Active surveillance or watchful waiting is often used to mean monitoring the cancer closely with prostate-specific antigen (PSA) blood tests, digital rectal exams (DREs), and ultrasounds at regular intervals to see if the cancer is growing. Prostate biopsies may be done as well to see if the cancer is becoming more aggressive. If there is a change in your test results, your doctor would then talk to you about treatment options.
With active surveillance, your cancer will be carefully monitored. Usually this approach includes a doctor visit with a PSA blood test and DRE about every 3 to 6 months. Transrectal ultrasound-guided prostate biopsies may be done every year as well.
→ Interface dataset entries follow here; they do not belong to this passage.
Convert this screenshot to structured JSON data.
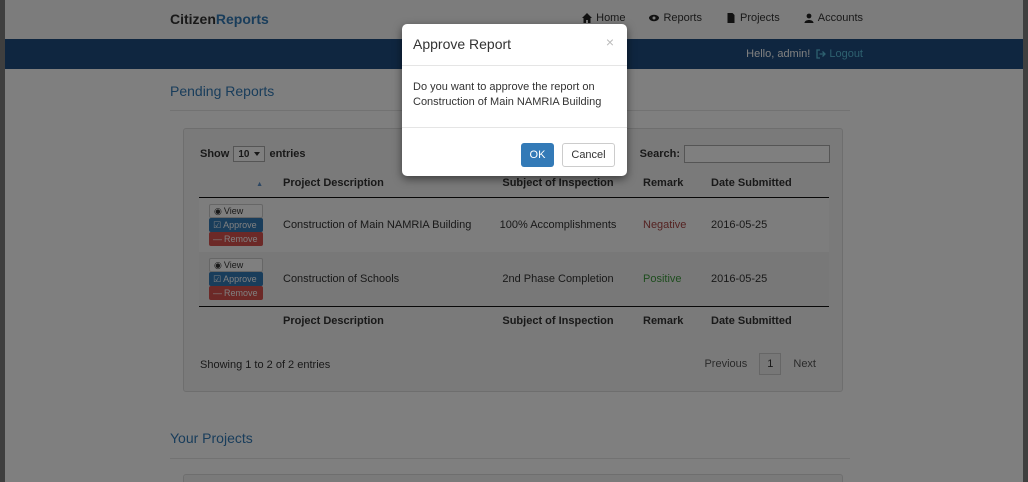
{
  "navbar": {
    "brand_bold": "Citizen",
    "brand_accent": "Reports",
    "items": [
      {
        "label": "Home",
        "icon": "home-icon"
      },
      {
        "label": "Reports",
        "icon": "eye-icon"
      },
      {
        "label": "Projects",
        "icon": "file-icon"
      },
      {
        "label": "Accounts",
        "icon": "user-icon"
      }
    ]
  },
  "userbar": {
    "greeting": "Hello, admin!",
    "logout_label": "Logout"
  },
  "pending": {
    "title": "Pending Reports",
    "show_label": "Show",
    "entries_label": "entries",
    "page_size": "10",
    "search_label": "Search:",
    "search_value": "",
    "columns": [
      "Project Description",
      "Subject of Inspection",
      "Remark",
      "Date Submitted"
    ],
    "action_labels": {
      "view": "View",
      "approve": "Approve",
      "remove": "Remove"
    },
    "rows": [
      {
        "project": "Construction of Main NAMRIA Building",
        "subject": "100% Accomplishments",
        "remark": "Negative",
        "date": "2016-05-25"
      },
      {
        "project": "Construction of Schools",
        "subject": "2nd Phase Completion",
        "remark": "Positive",
        "date": "2016-05-25"
      }
    ],
    "info": "Showing 1 to 2 of 2 entries",
    "pager": {
      "previous": "Previous",
      "current": "1",
      "next": "Next"
    }
  },
  "projects": {
    "title": "Your Projects"
  },
  "modal": {
    "title": "Approve Report",
    "close": "×",
    "body_line1": "Do you want to approve the report on",
    "body_line2": "Construction of Main NAMRIA Building",
    "ok_label": "OK",
    "cancel_label": "Cancel"
  },
  "colors": {
    "navbar_blue": "#1f4d80",
    "primary": "#337ab7",
    "danger": "#d9534f",
    "negative": "#a94442",
    "positive": "#3c9a3c"
  }
}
Treatment can be started if the cancer seems to be growing or getting worse, based on a rising PSA level or a change in the DRE, ultrasound findings, or biopsy results. On biopsies, an increase in the Gleason score or extent of tumor (based on the number of biopsy samples containing tumor) are both signals to start treatment (usually surgery or radiation therapy).
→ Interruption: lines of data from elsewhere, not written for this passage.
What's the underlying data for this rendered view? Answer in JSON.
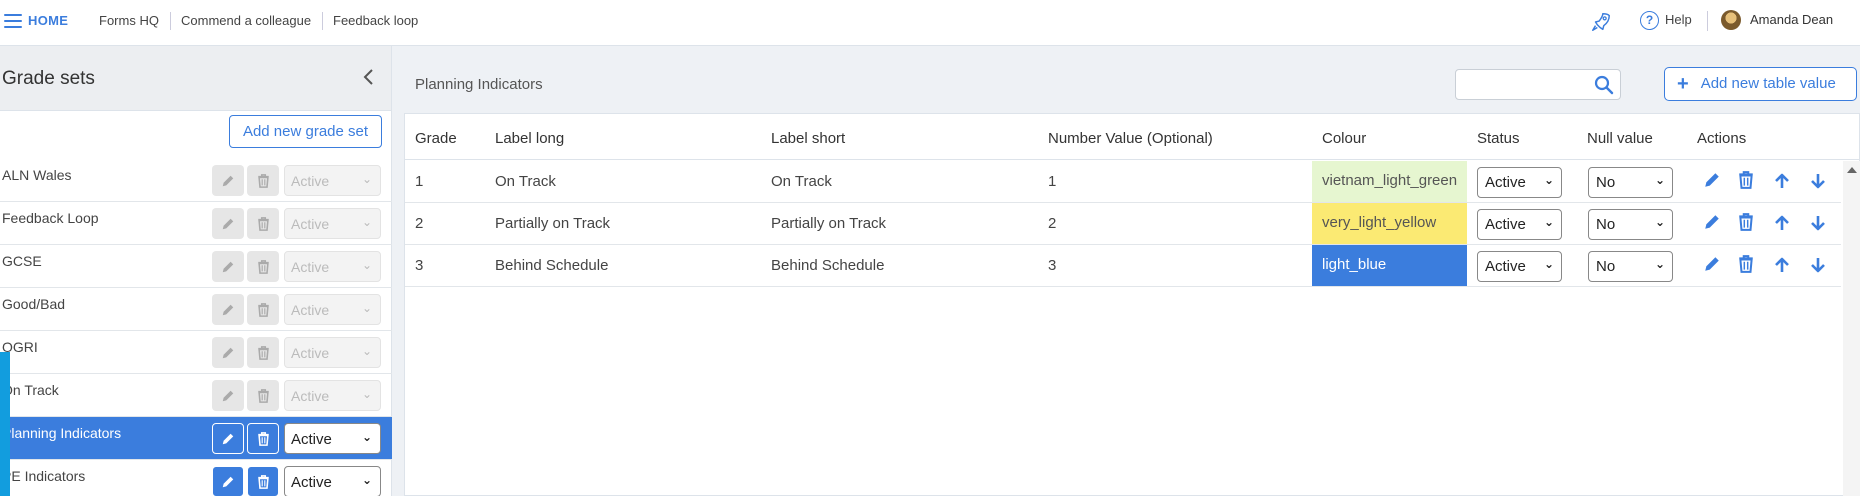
{
  "nav": {
    "home": "HOME",
    "links": [
      "Forms HQ",
      "Commend a colleague",
      "Feedback loop"
    ],
    "help": "Help",
    "user_name": "Amanda Dean"
  },
  "sidebar": {
    "title": "Grade sets",
    "add_button": "Add new grade set",
    "items": [
      {
        "name": "ALN Wales",
        "status": "Active",
        "selected": false,
        "enabled": false
      },
      {
        "name": "Feedback Loop",
        "status": "Active",
        "selected": false,
        "enabled": false
      },
      {
        "name": "GCSE",
        "status": "Active",
        "selected": false,
        "enabled": false
      },
      {
        "name": "Good/Bad",
        "status": "Active",
        "selected": false,
        "enabled": false
      },
      {
        "name": "OGRI",
        "status": "Active",
        "selected": false,
        "enabled": false
      },
      {
        "name": "On Track",
        "status": "Active",
        "selected": false,
        "enabled": false
      },
      {
        "name": "Planning Indicators",
        "status": "Active",
        "selected": true,
        "enabled": true
      },
      {
        "name": "PE Indicators",
        "status": "Active",
        "selected": false,
        "enabled": true
      }
    ]
  },
  "main": {
    "title": "Planning Indicators",
    "search_placeholder": "",
    "add_button": "Add new table value",
    "columns": [
      "Grade",
      "Label long",
      "Label short",
      "Number Value (Optional)",
      "Colour",
      "Status",
      "Null value",
      "Actions"
    ],
    "rows": [
      {
        "grade": "1",
        "label_long": "On Track",
        "label_short": "On Track",
        "number": "1",
        "colour": "vietnam_light_green",
        "colour_hex": "#e6f6d0",
        "colour_text": "#555555",
        "status": "Active",
        "null_value": "No"
      },
      {
        "grade": "2",
        "label_long": "Partially on Track",
        "label_short": "Partially on Track",
        "number": "2",
        "colour": "very_light_yellow",
        "colour_hex": "#fbea73",
        "colour_text": "#555555",
        "status": "Active",
        "null_value": "No"
      },
      {
        "grade": "3",
        "label_long": "Behind Schedule",
        "label_short": "Behind Schedule",
        "number": "3",
        "colour": "light_blue",
        "colour_hex": "#3b7ddd",
        "colour_text": "#ffffff",
        "status": "Active",
        "null_value": "No"
      }
    ]
  },
  "colors": {
    "accent": "#3b7ddd",
    "marker": "#129dde"
  }
}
Active surveillance allows the patient to be observed for a time, only treating those men whose cancer grows, and so have a serious form of the cancer. This lets men with a less serious cancer avoid the side effects of a treatment that might not have helped them live longer.

An approach such as this may be recommended if your cancer is not causing any symptoms, is expected to grow slowly (based on a low Gleason score, i.e., 6), and is small and contained within the prostate. This type of approach is not likely to be a good option if you have a fast-growing cancer (for example, a high Gleason score, >8) or if the cancer is likely to have spread outside the prostate (based on PSA levels). Men who are young and healthy are less likely to be offered active surveillance, out of concern that the cancer will become a problem over the next 20 or 30 years.
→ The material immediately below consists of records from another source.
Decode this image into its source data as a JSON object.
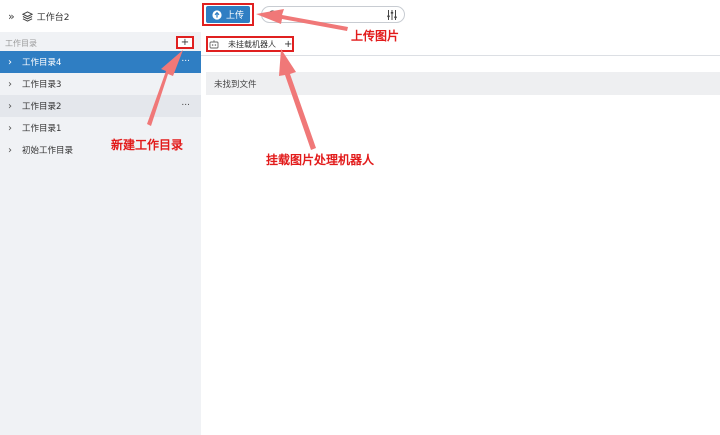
{
  "workspace": {
    "title": "工作台2",
    "expand_icon": "double-chevron-right-icon",
    "workspace_icon": "layers-icon"
  },
  "sidebar": {
    "section_label": "工作目录",
    "add_label": "+",
    "items": [
      {
        "label": "工作目录4",
        "more": "...",
        "state": "active"
      },
      {
        "label": "工作目录3",
        "more": "",
        "state": "normal"
      },
      {
        "label": "工作目录2",
        "more": "...",
        "state": "hover"
      },
      {
        "label": "工作目录1",
        "more": "",
        "state": "normal"
      },
      {
        "label": "初始工作目录",
        "more": "",
        "state": "normal"
      }
    ]
  },
  "toolbar": {
    "upload_label": "上传",
    "search_placeholder": ""
  },
  "tabs": {
    "robot_label": "未挂载机器人",
    "add_label": "+"
  },
  "main": {
    "empty_text": "未找到文件"
  },
  "annotations": {
    "upload": "上传图片",
    "new_dir": "新建工作目录",
    "robot": "挂载图片处理机器人"
  },
  "colors": {
    "accent": "#2f7ec3",
    "annotation": "#e02020",
    "arrow": "#f07878"
  }
}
Watchful waiting is also an option for older men who have other co-morbid conditions such as heart disease, diabetes, or another cancer that has been previously treated. A rule of thumb is that if a man has a life expectancy of less than 10 years and has a low grade prostate cancer, then watchful waiting would certainly be suggestion.

Active surveillance is a reasonable option for some men with slow-growing cancers because it is not known whether treating the cancer with surgery or radiation will actually help them live longer. These treatments have definite risks and side effects that may outweigh the possible benefits for some men.
So far there are no randomized studies comparing active surveillance to treatments such as surgery or radiation therapy. Some early studies of active surveillance (in men who are good candidates) have shown that only about a quarter of the men need to go on to definitive treatment with radiation or surgery.

Bottom Line: Prostate cancer is usually a slow growing tumor that affects millions of American men. One consideration for an older man, with a low Gleason score, and no symptoms from the prostate cancer would be watchful waiting. Each man with prostate cancer needs to have a discussion with his doctor to decide which treatment is best in his situation.